DATA LISTING:
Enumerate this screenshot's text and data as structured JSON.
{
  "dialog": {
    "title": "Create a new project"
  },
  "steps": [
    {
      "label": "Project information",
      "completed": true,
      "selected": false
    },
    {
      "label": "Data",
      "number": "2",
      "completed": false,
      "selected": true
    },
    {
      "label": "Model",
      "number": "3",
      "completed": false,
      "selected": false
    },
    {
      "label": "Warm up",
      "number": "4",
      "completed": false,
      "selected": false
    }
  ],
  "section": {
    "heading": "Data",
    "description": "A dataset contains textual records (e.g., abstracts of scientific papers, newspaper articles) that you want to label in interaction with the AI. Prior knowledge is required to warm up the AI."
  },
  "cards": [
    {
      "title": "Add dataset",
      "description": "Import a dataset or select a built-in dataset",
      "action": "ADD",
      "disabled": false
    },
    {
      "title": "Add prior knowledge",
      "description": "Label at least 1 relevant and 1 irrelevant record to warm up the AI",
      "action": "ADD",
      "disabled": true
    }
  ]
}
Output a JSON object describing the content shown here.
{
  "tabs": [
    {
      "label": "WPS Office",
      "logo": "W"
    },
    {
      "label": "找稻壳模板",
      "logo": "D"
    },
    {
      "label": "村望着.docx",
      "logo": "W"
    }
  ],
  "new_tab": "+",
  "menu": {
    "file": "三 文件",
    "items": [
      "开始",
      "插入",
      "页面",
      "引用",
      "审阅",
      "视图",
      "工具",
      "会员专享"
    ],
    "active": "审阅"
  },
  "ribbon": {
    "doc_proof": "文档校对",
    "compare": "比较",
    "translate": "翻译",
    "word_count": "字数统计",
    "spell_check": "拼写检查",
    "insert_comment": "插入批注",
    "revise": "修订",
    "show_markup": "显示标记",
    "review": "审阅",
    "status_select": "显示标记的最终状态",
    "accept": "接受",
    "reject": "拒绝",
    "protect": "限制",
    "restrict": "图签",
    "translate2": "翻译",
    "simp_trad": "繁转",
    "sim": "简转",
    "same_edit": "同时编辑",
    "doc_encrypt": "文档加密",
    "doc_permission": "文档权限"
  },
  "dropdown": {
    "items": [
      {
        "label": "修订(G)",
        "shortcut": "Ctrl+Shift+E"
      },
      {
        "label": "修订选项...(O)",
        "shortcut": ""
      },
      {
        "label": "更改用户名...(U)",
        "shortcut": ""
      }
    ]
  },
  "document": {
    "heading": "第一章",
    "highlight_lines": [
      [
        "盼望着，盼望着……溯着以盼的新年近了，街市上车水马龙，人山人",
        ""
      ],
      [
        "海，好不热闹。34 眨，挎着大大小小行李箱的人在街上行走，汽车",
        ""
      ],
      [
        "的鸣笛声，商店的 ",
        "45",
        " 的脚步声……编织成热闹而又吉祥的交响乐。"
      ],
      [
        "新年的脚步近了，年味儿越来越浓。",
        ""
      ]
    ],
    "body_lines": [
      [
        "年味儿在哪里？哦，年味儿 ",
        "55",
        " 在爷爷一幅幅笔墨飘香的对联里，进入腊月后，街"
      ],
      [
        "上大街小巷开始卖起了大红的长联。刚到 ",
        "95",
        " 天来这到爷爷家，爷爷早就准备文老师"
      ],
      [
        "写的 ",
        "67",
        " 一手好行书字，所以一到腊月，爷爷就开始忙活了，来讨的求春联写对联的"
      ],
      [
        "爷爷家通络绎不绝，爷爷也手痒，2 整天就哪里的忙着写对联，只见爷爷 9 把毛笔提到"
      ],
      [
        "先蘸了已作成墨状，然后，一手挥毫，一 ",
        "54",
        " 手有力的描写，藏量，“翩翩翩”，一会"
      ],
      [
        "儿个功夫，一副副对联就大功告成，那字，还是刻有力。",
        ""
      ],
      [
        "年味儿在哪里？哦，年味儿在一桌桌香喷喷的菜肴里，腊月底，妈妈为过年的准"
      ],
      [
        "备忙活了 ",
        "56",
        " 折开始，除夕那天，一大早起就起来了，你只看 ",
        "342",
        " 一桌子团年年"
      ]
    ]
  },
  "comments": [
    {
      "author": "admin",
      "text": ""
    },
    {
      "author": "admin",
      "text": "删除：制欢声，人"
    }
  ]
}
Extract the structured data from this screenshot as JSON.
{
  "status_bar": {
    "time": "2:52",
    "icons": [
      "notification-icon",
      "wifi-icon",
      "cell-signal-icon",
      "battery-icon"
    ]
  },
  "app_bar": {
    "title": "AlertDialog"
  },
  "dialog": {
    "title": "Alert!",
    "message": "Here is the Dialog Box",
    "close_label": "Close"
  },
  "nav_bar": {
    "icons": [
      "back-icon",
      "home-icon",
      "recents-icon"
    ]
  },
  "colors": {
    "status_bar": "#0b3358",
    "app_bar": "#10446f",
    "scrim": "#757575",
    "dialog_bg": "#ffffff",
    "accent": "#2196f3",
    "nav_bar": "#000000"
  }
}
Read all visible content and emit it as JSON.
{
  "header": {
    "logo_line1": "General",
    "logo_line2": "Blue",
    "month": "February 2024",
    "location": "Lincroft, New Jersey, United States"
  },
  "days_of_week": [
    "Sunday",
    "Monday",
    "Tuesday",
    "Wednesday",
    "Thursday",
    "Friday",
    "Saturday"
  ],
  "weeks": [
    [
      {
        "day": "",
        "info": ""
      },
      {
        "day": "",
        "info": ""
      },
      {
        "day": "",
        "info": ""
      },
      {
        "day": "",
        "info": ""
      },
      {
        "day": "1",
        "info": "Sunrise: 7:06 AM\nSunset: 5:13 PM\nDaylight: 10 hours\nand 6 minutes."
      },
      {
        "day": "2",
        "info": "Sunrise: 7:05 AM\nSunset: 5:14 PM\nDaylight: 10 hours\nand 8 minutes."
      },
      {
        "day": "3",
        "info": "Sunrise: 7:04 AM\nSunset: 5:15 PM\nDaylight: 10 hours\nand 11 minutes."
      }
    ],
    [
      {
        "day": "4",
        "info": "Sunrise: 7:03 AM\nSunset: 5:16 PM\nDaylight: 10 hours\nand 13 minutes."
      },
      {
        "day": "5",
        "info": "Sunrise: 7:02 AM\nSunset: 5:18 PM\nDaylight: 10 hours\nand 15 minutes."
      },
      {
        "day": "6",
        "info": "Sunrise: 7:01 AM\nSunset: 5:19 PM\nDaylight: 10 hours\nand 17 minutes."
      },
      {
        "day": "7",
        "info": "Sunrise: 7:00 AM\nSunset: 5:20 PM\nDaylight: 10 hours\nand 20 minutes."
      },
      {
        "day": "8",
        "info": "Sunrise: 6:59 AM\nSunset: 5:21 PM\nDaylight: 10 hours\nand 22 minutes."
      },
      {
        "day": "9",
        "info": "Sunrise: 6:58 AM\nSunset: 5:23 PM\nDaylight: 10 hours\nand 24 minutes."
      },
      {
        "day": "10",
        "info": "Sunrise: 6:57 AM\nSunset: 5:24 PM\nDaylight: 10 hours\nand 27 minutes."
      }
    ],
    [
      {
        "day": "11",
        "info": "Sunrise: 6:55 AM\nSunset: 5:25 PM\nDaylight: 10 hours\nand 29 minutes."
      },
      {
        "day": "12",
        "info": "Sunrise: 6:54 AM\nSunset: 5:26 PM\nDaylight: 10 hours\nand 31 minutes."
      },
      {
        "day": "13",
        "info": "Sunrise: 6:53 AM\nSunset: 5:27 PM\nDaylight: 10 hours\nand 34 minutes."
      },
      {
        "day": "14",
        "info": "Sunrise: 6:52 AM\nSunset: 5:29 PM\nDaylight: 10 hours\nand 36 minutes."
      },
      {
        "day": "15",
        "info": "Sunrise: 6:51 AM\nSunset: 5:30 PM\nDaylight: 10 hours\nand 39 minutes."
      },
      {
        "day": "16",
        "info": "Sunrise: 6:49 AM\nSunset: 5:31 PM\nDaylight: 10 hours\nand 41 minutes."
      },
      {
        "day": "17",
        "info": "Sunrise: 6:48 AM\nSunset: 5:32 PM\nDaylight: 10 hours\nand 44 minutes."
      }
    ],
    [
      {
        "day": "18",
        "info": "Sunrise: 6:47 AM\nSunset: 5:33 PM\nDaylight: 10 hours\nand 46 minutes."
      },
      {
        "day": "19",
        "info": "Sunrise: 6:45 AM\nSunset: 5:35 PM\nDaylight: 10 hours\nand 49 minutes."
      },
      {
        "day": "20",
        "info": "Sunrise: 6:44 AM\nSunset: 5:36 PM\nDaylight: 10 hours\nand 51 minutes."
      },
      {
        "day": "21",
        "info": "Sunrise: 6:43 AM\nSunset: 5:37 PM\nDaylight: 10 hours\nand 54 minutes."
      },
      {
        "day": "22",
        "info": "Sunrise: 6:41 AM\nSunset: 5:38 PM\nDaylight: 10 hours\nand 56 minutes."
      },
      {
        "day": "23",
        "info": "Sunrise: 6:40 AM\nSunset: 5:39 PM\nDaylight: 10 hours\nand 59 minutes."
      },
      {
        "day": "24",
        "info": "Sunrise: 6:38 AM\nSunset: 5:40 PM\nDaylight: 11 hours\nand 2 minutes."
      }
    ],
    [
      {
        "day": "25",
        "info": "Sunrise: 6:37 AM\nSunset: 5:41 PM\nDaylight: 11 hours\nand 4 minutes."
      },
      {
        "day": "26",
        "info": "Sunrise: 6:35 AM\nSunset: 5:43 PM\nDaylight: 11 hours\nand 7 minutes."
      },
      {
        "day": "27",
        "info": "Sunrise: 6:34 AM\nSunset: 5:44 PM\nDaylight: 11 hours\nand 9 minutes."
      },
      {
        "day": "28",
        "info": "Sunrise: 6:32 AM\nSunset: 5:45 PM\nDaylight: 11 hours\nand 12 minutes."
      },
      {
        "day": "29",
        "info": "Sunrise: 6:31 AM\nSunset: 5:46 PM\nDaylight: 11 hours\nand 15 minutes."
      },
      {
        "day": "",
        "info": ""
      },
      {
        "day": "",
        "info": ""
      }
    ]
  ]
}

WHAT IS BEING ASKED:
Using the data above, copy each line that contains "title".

RESPONSE TO THE EXERCISE:
    "title": "Create a new project"
      "title": "Add dataset",
      "title": "Add prior knowledge",
    "title": "AlertDialog"
    "title": "Alert!",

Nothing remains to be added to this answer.